• **Problem requirements**
The response must contain all of the entries, each one repeated exactly.

══ Data for processing

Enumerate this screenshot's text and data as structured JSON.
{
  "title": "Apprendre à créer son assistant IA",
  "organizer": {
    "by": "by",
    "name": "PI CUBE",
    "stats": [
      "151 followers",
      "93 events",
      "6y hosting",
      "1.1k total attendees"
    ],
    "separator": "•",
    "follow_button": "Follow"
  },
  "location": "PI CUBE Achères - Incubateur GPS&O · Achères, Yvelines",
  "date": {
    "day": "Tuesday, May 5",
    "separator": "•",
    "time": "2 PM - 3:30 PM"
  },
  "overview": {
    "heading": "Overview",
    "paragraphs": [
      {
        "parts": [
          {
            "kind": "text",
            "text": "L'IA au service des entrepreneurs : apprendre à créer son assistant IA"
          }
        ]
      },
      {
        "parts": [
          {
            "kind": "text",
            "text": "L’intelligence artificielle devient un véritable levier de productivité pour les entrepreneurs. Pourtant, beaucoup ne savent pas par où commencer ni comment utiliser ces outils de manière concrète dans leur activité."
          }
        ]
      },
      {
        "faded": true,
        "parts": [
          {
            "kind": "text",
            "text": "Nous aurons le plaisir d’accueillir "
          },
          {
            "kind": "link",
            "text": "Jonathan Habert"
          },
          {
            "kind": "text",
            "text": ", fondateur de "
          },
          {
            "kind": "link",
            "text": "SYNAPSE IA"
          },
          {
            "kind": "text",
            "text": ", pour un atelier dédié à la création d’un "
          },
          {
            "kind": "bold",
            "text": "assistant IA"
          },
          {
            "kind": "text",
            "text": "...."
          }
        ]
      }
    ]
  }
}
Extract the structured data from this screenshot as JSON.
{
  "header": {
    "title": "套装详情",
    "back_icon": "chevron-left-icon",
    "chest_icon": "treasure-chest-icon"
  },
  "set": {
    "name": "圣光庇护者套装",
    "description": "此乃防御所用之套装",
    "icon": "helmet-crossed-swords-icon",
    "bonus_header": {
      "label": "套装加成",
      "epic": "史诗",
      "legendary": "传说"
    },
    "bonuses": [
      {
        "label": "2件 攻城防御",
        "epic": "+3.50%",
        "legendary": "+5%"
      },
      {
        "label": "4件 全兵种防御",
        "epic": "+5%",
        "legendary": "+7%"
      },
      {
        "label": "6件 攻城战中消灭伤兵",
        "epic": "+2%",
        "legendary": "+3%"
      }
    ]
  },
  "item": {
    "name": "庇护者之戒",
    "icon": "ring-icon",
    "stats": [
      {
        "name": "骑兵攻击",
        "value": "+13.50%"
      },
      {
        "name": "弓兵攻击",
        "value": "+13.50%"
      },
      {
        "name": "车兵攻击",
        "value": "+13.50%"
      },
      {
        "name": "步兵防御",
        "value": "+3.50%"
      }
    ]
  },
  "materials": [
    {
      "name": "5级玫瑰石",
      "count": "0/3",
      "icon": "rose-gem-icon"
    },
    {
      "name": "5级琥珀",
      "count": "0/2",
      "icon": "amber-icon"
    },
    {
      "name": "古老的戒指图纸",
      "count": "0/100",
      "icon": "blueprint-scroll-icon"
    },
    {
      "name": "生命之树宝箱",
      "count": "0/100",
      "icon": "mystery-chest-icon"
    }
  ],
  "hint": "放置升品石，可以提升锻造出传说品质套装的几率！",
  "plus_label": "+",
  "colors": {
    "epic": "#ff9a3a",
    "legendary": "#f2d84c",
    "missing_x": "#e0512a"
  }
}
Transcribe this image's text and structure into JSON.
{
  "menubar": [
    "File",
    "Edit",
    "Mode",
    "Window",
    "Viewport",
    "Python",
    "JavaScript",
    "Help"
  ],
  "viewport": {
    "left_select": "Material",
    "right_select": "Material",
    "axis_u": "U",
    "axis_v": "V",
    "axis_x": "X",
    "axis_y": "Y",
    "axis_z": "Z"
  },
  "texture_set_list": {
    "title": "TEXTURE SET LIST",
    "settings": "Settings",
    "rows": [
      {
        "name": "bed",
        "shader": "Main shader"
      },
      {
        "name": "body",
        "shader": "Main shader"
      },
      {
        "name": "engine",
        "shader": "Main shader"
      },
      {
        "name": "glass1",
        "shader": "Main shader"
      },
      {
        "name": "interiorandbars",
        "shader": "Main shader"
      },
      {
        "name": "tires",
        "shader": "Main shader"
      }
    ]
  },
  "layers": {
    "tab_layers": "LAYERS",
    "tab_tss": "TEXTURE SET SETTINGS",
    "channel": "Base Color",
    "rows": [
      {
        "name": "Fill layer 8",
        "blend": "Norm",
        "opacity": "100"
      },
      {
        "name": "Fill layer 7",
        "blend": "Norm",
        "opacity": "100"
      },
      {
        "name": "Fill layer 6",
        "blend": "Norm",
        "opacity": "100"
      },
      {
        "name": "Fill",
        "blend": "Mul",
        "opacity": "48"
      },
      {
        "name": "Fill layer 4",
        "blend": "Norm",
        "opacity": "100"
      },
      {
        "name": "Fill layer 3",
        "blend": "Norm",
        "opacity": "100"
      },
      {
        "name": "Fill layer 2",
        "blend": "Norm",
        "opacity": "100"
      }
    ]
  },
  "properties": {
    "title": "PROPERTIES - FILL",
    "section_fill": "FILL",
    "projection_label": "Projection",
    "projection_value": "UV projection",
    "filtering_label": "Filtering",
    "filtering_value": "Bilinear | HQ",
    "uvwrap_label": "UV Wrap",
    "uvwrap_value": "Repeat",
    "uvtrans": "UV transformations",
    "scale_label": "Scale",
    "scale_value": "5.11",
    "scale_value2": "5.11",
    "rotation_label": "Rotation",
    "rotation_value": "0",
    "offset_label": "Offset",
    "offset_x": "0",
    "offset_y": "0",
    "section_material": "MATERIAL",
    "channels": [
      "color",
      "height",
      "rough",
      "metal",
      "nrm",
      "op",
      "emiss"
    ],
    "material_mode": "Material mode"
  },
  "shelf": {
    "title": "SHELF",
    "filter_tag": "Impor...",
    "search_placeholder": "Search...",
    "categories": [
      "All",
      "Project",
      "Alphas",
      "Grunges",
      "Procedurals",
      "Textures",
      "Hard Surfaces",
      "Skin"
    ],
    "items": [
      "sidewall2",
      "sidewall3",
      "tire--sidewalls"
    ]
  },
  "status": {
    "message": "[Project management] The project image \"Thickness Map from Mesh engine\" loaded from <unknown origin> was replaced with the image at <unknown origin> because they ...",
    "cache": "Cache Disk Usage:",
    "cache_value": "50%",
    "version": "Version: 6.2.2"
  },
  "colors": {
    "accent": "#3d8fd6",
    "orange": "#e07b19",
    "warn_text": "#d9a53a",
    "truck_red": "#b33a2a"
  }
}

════

• **Reply to the exercise**
Enumerate this screenshot's text and data as structured JSON.
{
  "title": "Apprendre à créer son assistant IA",
  "organizer": {
    "by": "by",
    "name": "PI CUBE",
    "stats": [
      "151 followers",
      "93 events",
      "6y hosting",
      "1.1k total attendees"
    ],
    "separator": "•",
    "follow_button": "Follow"
  },
  "location": "PI CUBE Achères - Incubateur GPS&O · Achères, Yvelines",
  "date": {
    "day": "Tuesday, May 5",
    "separator": "•",
    "time": "2 PM - 3:30 PM"
  },
  "overview": {
    "heading": "Overview",
    "paragraphs": [
      {
        "parts": [
          {
            "kind": "text",
            "text": "L'IA au service des entrepreneurs : apprendre à créer son assistant IA"
          }
        ]
      },
      {
        "parts": [
          {
            "kind": "text",
            "text": "L’intelligence artificielle devient un véritable levier de productivité pour les entrepreneurs. Pourtant, beaucoup ne savent pas par où commencer ni comment utiliser ces outils de manière concrète dans leur activité."
          }
        ]
      },
      {
        "faded": true,
        "parts": [
          {
            "kind": "text",
            "text": "Nous aurons le plaisir d’accueillir "
          },
          {
            "kind": "link",
            "text": "Jonathan Habert"
          },
          {
            "kind": "text",
            "text": ", fondateur de "
          },
          {
            "kind": "link",
            "text": "SYNAPSE IA"
          },
          {
            "kind": "text",
            "text": ", pour un atelier dédié à la création d’un "
          },
          {
            "kind": "bold",
            "text": "assistant IA"
          },
          {
            "kind": "text",
            "text": "...."
          }
        ]
      }
    ]
  }
}
Extract the structured data from this screenshot as JSON.
{
  "header": {
    "title": "套装详情",
    "back_icon": "chevron-left-icon",
    "chest_icon": "treasure-chest-icon"
  },
  "set": {
    "name": "圣光庇护者套装",
    "description": "此乃防御所用之套装",
    "icon": "helmet-crossed-swords-icon",
    "bonus_header": {
      "label": "套装加成",
      "epic": "史诗",
      "legendary": "传说"
    },
    "bonuses": [
      {
        "label": "2件 攻城防御",
        "epic": "+3.50%",
        "legendary": "+5%"
      },
      {
        "label": "4件 全兵种防御",
        "epic": "+5%",
        "legendary": "+7%"
      },
      {
        "label": "6件 攻城战中消灭伤兵",
        "epic": "+2%",
        "legendary": "+3%"
      }
    ]
  },
  "item": {
    "name": "庇护者之戒",
    "icon": "ring-icon",
    "stats": [
      {
        "name": "骑兵攻击",
        "value": "+13.50%"
      },
      {
        "name": "弓兵攻击",
        "value": "+13.50%"
      },
      {
        "name": "车兵攻击",
        "value": "+13.50%"
      },
      {
        "name": "步兵防御",
        "value": "+3.50%"
      }
    ]
  },
  "materials": [
    {
      "name": "5级玫瑰石",
      "count": "0/3",
      "icon": "rose-gem-icon"
    },
    {
      "name": "5级琥珀",
      "count": "0/2",
      "icon": "amber-icon"
    },
    {
      "name": "古老的戒指图纸",
      "count": "0/100",
      "icon": "blueprint-scroll-icon"
    },
    {
      "name": "生命之树宝箱",
      "count": "0/100",
      "icon": "mystery-chest-icon"
    }
  ],
  "hint": "放置升品石，可以提升锻造出传说品质套装的几率！",
  "plus_label": "+",
  "colors": {
    "epic": "#ff9a3a",
    "legendary": "#f2d84c",
    "missing_x": "#e0512a"
  }
}
Transcribe this image's text and structure into JSON.
{
  "menubar": [
    "File",
    "Edit",
    "Mode",
    "Window",
    "Viewport",
    "Python",
    "JavaScript",
    "Help"
  ],
  "viewport": {
    "left_select": "Material",
    "right_select": "Material",
    "axis_u": "U",
    "axis_v": "V",
    "axis_x": "X",
    "axis_y": "Y",
    "axis_z": "Z"
  },
  "texture_set_list": {
    "title": "TEXTURE SET LIST",
    "settings": "Settings",
    "rows": [
      {
        "name": "bed",
        "shader": "Main shader"
      },
      {
        "name": "body",
        "shader": "Main shader"
      },
      {
        "name": "engine",
        "shader": "Main shader"
      },
      {
        "name": "glass1",
        "shader": "Main shader"
      },
      {
        "name": "interiorandbars",
        "shader": "Main shader"
      },
      {
        "name": "tires",
        "shader": "Main shader"
      }
    ]
  },
  "layers": {
    "tab_layers": "LAYERS",
    "tab_tss": "TEXTURE SET SETTINGS",
    "channel": "Base Color",
    "rows": [
      {
        "name": "Fill layer 8",
        "blend": "Norm",
        "opacity": "100"
      },
      {
        "name": "Fill layer 7",
        "blend": "Norm",
        "opacity": "100"
      },
      {
        "name": "Fill layer 6",
        "blend": "Norm",
        "opacity": "100"
      },
      {
        "name": "Fill",
        "blend": "Mul",
        "opacity": "48"
      },
      {
        "name": "Fill layer 4",
        "blend": "Norm",
        "opacity": "100"
      },
      {
        "name": "Fill layer 3",
        "blend": "Norm",
        "opacity": "100"
      },
      {
        "name": "Fill layer 2",
        "blend": "Norm",
        "opacity": "100"
      }
    ]
  },
  "properties": {
    "title": "PROPERTIES - FILL",
    "section_fill": "FILL",
    "projection_label": "Projection",
    "projection_value": "UV projection",
    "filtering_label": "Filtering",
    "filtering_value": "Bilinear | HQ",
    "uvwrap_label": "UV Wrap",
    "uvwrap_value": "Repeat",
    "uvtrans": "UV transformations",
    "scale_label": "Scale",
    "scale_value": "5.11",
    "scale_value2": "5.11",
    "rotation_label": "Rotation",
    "rotation_value": "0",
    "offset_label": "Offset",
    "offset_x": "0",
    "offset_y": "0",
    "section_material": "MATERIAL",
    "channels": [
      "color",
      "height",
      "rough",
      "metal",
      "nrm",
      "op",
      "emiss"
    ],
    "material_mode": "Material mode"
  },
  "shelf": {
    "title": "SHELF",
    "filter_tag": "Impor...",
    "search_placeholder": "Search...",
    "categories": [
      "All",
      "Project",
      "Alphas",
      "Grunges",
      "Procedurals",
      "Textures",
      "Hard Surfaces",
      "Skin"
    ],
    "items": [
      "sidewall2",
      "sidewall3",
      "tire--sidewalls"
    ]
  },
  "status": {
    "message": "[Project management] The project image \"Thickness Map from Mesh engine\" loaded from <unknown origin> was replaced with the image at <unknown origin> because they ...",
    "cache": "Cache Disk Usage:",
    "cache_value": "50%",
    "version": "Version: 6.2.2"
  },
  "colors": {
    "accent": "#3d8fd6",
    "orange": "#e07b19",
    "warn_text": "#d9a53a",
    "truck_red": "#b33a2a"
  }
}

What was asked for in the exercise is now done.